I spoke. She took notes. Toward the end of our session, she asked, “What is the most important thing you said today?”
I said many things in that hour-and-a-half. But to pick one and have to repeat it? I pondered her question aloud: “What is the most important thing I said today?” I searched my mind and I knew what I needed to say, but I didn’t want to. She waited. I sighed.
“I don’t feel loved for who I am so that’s why I try to be perfect…so people will love me for what I do.”
I pursed my lips and nodded slowly, letting it sink in. Yes. I’m a perfectionist.
That was several years ago. Now, I’m a recovering perfectionist. Although I’ve had a lifetime of unrealistic expectations of myself, I’m learning that God doesn’t expect me to be perfect. Because of Jesus, God accepts and loves me for who I am. God isn’t like me–He doesn’t focus on my pesky imperfections.
For many years, I did things to gain people’s acceptance. I rescued them. I pushed myself. I worked harder and longer. I’d nitpick things until they were “perfect.” I don’t recall people telling me I had to do these things–although it didn’t stop some of them from asking. But because I got attention for doing well in school while growing up, that overachiever mindset followed me to college, to adulthood, to the working world, and even to church.
Although I couldn’t pinpoint it back then, my expectations for myself were so high, I couldn’t possibly reach them. But I tried anyway. I figured, if I did things perfectly, others–including God–would accept me, and I would feel better about myself. In the end, I didn’t feel better. Exhausted, but not better.
In the past several years, I’ve learned that God has different expectations of me than I do for myself. Yes, He is perfect, but He knew I couldn’t be. So, He sent Jesus, His perfect Son, to die on the cross for me. When I accepted Jesus into my life, God erased my sins. He welcomed me to live with Him, the perfect God, not only in this life but in the life to come. I cannot be perfect for everyone. But to God, I am perfect. Mature. Complete. Whole. And all because of Jesus.
Still, God knows I’m going to mess up. He knows I’m going to fall short. But because I rely on Jesus’ perfection–not mine–I can relax. I try to excel at whatever I do, and I don’t count it lost if I don’t. I will work at it with all I’ve got and try to live with the utmost integrity, whether at home, work, or church (Colossians 3:23; Matthew 5:48). In the end, I’m not serving anyone else but Him (Ephesians 6:7).
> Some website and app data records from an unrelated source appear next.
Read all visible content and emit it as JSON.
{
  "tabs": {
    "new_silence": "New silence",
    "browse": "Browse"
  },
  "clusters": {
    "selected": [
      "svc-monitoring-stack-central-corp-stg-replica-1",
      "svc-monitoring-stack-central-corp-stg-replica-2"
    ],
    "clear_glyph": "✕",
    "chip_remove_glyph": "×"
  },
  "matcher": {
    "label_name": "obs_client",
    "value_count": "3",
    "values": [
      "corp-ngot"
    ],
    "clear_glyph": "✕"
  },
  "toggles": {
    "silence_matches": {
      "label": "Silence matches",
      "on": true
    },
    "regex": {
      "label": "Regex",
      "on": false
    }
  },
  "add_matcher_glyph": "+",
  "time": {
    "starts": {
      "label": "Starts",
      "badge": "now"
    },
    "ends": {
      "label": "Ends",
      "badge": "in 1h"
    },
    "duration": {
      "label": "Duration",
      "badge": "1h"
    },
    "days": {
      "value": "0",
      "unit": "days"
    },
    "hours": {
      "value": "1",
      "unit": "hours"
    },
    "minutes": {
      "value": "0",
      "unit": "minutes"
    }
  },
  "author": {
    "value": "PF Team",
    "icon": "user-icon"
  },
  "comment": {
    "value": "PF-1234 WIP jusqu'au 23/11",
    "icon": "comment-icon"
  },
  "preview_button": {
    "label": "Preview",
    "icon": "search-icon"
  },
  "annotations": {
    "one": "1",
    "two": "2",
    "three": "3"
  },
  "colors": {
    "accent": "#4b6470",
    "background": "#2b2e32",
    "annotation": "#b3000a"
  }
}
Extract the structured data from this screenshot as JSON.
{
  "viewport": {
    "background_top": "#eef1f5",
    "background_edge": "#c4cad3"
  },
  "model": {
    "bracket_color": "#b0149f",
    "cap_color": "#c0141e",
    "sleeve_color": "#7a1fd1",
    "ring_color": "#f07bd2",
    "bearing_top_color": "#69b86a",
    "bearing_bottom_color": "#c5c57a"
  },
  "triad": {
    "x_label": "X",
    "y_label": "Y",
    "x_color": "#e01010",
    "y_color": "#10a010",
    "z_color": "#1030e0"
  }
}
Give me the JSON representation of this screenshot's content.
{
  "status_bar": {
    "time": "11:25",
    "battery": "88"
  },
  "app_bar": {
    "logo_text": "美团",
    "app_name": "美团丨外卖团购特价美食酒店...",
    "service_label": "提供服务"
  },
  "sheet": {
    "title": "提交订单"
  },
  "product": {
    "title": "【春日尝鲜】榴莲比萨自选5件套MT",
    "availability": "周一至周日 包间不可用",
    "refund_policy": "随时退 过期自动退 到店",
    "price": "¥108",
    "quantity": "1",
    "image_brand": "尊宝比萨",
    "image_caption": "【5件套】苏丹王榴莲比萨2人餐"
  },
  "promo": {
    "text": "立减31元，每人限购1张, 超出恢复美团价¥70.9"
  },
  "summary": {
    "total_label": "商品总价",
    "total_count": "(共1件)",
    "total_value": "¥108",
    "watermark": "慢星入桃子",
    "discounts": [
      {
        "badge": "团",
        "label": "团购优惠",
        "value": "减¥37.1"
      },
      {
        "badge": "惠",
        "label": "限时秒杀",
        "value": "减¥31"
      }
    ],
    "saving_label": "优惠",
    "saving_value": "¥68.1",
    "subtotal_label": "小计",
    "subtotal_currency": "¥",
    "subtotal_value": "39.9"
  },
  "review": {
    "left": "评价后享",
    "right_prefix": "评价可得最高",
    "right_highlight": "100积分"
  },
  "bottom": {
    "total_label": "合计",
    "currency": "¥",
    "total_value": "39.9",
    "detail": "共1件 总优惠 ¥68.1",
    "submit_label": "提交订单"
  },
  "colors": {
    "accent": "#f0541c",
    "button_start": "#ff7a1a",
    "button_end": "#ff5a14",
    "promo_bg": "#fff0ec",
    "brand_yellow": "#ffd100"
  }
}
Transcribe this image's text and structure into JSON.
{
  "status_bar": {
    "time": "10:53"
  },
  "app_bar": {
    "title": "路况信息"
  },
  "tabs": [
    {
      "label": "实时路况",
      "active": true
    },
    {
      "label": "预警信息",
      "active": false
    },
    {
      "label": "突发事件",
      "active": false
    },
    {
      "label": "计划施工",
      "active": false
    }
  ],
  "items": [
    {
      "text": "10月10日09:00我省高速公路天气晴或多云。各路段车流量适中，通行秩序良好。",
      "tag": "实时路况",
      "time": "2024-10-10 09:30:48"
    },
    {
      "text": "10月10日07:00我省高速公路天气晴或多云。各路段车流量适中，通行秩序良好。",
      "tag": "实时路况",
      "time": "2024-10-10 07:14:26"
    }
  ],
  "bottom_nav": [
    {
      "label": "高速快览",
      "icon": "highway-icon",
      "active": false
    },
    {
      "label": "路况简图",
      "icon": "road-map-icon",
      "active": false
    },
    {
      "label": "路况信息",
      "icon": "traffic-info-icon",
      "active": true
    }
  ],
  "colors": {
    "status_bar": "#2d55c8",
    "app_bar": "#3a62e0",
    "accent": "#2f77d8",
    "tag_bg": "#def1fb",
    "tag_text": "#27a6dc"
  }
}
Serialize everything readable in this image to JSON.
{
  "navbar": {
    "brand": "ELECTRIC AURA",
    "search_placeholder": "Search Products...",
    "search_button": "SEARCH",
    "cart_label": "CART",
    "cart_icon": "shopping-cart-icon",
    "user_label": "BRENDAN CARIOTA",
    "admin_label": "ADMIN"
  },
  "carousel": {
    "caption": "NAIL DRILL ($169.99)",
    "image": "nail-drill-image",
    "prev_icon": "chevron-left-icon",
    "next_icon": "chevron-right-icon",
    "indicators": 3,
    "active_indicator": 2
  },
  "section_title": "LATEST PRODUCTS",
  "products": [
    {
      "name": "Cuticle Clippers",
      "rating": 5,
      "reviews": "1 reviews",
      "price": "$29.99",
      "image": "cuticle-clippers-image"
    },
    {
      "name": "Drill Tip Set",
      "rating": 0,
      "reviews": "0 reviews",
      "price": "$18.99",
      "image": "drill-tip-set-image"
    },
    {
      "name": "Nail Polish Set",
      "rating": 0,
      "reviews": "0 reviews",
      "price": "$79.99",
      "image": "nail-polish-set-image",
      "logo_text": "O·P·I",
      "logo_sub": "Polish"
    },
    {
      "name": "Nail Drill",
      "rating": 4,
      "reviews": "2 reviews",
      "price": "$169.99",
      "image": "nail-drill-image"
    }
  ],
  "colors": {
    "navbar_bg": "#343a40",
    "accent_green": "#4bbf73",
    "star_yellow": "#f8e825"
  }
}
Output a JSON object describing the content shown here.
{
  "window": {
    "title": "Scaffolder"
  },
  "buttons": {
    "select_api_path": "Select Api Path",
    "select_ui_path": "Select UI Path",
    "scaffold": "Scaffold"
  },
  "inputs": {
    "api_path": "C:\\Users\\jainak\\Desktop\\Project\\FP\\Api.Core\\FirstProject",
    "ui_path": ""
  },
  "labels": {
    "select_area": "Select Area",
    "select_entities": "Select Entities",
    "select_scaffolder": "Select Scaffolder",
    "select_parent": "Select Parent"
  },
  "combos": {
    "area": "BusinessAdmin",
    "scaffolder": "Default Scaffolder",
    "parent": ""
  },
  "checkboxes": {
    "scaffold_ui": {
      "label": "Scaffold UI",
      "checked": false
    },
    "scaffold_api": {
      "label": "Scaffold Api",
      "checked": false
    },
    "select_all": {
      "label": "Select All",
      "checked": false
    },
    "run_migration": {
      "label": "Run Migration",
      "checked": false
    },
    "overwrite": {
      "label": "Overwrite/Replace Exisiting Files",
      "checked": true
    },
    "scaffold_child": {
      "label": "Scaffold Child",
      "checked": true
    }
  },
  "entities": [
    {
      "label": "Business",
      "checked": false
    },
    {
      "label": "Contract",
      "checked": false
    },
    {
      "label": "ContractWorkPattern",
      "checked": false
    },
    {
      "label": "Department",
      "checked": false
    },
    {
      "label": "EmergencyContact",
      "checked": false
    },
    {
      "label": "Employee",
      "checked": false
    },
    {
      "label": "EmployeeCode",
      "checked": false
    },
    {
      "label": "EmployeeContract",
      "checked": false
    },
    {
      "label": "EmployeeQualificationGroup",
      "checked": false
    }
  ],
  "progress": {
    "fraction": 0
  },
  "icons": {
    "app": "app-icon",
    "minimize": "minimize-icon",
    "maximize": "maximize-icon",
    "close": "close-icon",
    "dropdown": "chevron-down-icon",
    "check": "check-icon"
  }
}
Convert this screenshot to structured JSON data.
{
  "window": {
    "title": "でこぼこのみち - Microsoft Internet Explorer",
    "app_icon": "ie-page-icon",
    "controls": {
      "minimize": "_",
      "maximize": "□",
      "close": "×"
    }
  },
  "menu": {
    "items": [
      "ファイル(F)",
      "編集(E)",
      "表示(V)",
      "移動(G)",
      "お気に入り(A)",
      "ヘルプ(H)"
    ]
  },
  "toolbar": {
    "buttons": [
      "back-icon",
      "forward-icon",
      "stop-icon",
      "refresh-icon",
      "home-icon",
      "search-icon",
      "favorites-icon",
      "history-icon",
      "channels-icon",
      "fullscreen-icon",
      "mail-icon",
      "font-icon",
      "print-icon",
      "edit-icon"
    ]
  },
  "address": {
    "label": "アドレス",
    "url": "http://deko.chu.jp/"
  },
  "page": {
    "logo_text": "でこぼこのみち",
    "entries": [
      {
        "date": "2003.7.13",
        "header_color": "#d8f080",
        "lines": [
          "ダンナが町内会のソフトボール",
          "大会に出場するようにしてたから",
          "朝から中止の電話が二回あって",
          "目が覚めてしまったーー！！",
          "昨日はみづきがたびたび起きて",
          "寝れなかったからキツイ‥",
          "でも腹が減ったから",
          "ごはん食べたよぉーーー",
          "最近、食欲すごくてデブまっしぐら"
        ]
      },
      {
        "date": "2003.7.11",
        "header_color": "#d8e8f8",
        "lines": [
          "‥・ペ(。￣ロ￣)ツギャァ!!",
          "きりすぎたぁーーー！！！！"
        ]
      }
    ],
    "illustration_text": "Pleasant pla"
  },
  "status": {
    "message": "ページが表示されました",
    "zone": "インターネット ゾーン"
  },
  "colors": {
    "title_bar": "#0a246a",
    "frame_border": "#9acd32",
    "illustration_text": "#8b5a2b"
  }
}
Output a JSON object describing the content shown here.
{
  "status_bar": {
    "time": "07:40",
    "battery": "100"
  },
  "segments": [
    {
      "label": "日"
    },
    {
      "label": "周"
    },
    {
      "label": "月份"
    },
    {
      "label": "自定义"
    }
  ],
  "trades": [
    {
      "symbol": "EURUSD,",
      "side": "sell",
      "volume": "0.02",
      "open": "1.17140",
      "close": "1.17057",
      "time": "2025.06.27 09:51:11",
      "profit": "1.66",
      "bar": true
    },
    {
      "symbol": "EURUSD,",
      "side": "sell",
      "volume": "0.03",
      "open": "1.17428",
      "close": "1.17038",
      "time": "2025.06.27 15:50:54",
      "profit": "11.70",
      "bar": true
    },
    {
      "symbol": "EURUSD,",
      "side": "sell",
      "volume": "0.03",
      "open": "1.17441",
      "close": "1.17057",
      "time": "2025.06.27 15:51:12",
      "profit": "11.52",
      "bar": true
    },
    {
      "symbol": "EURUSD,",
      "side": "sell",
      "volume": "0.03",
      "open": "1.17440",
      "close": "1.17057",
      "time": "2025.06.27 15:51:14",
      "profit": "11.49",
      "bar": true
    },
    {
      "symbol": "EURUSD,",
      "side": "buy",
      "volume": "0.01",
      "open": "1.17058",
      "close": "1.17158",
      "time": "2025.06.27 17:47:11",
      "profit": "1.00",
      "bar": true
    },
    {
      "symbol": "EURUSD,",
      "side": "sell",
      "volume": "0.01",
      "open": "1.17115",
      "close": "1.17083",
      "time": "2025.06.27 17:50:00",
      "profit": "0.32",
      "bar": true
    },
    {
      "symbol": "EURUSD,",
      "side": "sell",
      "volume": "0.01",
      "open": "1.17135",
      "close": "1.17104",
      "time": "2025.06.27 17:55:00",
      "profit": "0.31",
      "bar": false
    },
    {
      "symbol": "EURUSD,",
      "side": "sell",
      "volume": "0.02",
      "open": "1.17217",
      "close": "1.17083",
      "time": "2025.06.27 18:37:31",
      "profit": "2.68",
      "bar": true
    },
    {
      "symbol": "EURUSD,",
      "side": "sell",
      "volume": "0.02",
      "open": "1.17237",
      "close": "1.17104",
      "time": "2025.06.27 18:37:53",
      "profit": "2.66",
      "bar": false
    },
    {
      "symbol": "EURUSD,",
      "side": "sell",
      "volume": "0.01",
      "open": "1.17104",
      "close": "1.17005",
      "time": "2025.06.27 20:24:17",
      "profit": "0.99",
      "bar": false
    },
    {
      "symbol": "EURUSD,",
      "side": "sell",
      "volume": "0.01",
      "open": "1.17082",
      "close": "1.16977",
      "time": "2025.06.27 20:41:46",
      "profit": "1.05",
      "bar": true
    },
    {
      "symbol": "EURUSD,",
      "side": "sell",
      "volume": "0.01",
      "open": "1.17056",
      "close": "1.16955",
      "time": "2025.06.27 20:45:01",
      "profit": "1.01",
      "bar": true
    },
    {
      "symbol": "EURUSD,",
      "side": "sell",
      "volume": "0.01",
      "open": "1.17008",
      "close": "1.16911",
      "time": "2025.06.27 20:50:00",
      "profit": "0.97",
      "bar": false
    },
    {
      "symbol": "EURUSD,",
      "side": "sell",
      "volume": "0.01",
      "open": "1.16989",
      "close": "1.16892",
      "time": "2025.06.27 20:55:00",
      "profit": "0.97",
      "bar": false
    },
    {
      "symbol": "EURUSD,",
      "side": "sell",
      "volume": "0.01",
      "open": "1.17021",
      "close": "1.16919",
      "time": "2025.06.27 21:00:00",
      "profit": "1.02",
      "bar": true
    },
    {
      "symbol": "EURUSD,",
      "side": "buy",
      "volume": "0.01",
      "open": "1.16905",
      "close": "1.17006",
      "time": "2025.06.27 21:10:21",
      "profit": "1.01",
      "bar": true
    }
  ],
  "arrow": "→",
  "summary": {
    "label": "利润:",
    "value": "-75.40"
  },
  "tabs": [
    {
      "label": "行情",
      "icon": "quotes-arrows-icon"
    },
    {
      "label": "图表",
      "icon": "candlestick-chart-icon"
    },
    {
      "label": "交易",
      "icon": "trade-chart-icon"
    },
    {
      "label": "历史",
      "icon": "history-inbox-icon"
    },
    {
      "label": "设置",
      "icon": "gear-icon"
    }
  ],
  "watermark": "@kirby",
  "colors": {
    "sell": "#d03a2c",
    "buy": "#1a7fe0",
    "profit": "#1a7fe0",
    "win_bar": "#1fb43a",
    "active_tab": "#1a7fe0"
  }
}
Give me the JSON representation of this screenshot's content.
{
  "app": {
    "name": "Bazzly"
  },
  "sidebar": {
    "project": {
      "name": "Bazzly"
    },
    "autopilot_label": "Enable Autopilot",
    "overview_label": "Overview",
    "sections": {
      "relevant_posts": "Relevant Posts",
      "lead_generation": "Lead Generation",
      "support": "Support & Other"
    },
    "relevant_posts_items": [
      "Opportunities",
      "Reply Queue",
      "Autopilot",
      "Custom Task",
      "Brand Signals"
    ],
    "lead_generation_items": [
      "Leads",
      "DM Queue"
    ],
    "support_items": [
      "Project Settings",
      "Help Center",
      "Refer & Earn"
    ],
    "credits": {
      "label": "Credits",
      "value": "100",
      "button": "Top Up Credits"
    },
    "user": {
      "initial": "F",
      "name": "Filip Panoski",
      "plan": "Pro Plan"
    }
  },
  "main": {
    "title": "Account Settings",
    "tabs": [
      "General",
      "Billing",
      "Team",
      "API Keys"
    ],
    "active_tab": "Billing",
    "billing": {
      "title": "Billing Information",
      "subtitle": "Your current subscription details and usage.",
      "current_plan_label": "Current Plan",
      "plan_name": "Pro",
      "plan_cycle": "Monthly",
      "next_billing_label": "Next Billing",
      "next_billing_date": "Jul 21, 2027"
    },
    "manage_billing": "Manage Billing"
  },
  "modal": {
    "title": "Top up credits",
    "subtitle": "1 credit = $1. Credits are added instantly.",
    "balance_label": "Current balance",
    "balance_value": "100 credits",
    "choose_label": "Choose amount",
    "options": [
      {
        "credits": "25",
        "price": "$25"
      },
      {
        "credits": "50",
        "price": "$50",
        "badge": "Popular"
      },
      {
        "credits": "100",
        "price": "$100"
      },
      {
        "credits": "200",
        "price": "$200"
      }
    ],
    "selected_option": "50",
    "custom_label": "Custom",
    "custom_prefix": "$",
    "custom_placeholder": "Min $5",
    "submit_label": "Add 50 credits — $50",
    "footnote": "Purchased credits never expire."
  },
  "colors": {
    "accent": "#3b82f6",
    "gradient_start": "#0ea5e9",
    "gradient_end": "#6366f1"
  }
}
Just because I’m serving God doesn’t mean I have to try harder. Although He expects excellence from me, it won’t win Him over. Because of Jesus, God has already accepted me (Romans 15:7). He loves me for who I am, not because of anything I’ve done or will do (Titus 3:4-5). Nothing can take God’s love away from me (Romans 8:38-39). Not even my pesky imperfections.
God accepts me, shortcomings and all, and He defines me. When God looks at me, He doesn’t see demographics, roles, errors, or blunders. He sees what Jesus did for me on the cross.
I was a slave to perfectionism, but God says I am free (Romans 8:2). I was a striving outsider, but God calls me His friend (John1 5:15). I was my own worst critic, but God says I’m forgiven (Ephesians 1:7). I thought I wasn’t good enough, but God calls me His wonderful creation, His handiwork (Psalm 139:14; Ephesians 2:10). God calls me His beloved child (John 1:12; Colossians 3:12).
It has taken almost my entire lifetime, but I’ve started to see myself the way God sees me, and my expectations are now lining up with what He expects of me. I still have those pesky imperfections. I still struggle. And I still nitpick. But because of Jesus, God accepts me no matter what. He loves me, and He alone defines me.
The most important thing I said today bears repeating: “God accepts me. He loves me. And He alone defines me.”
For that, I’m thankful.
Daphne Tarango is a freelance writer and speaker who comforts others with the comfort she herself has received from God (2 Corinthians 1:3-4). She lives in the Southeastern U.S., where she is a leader in a Bible-based recovery program. Contact Daphne at email@example.com.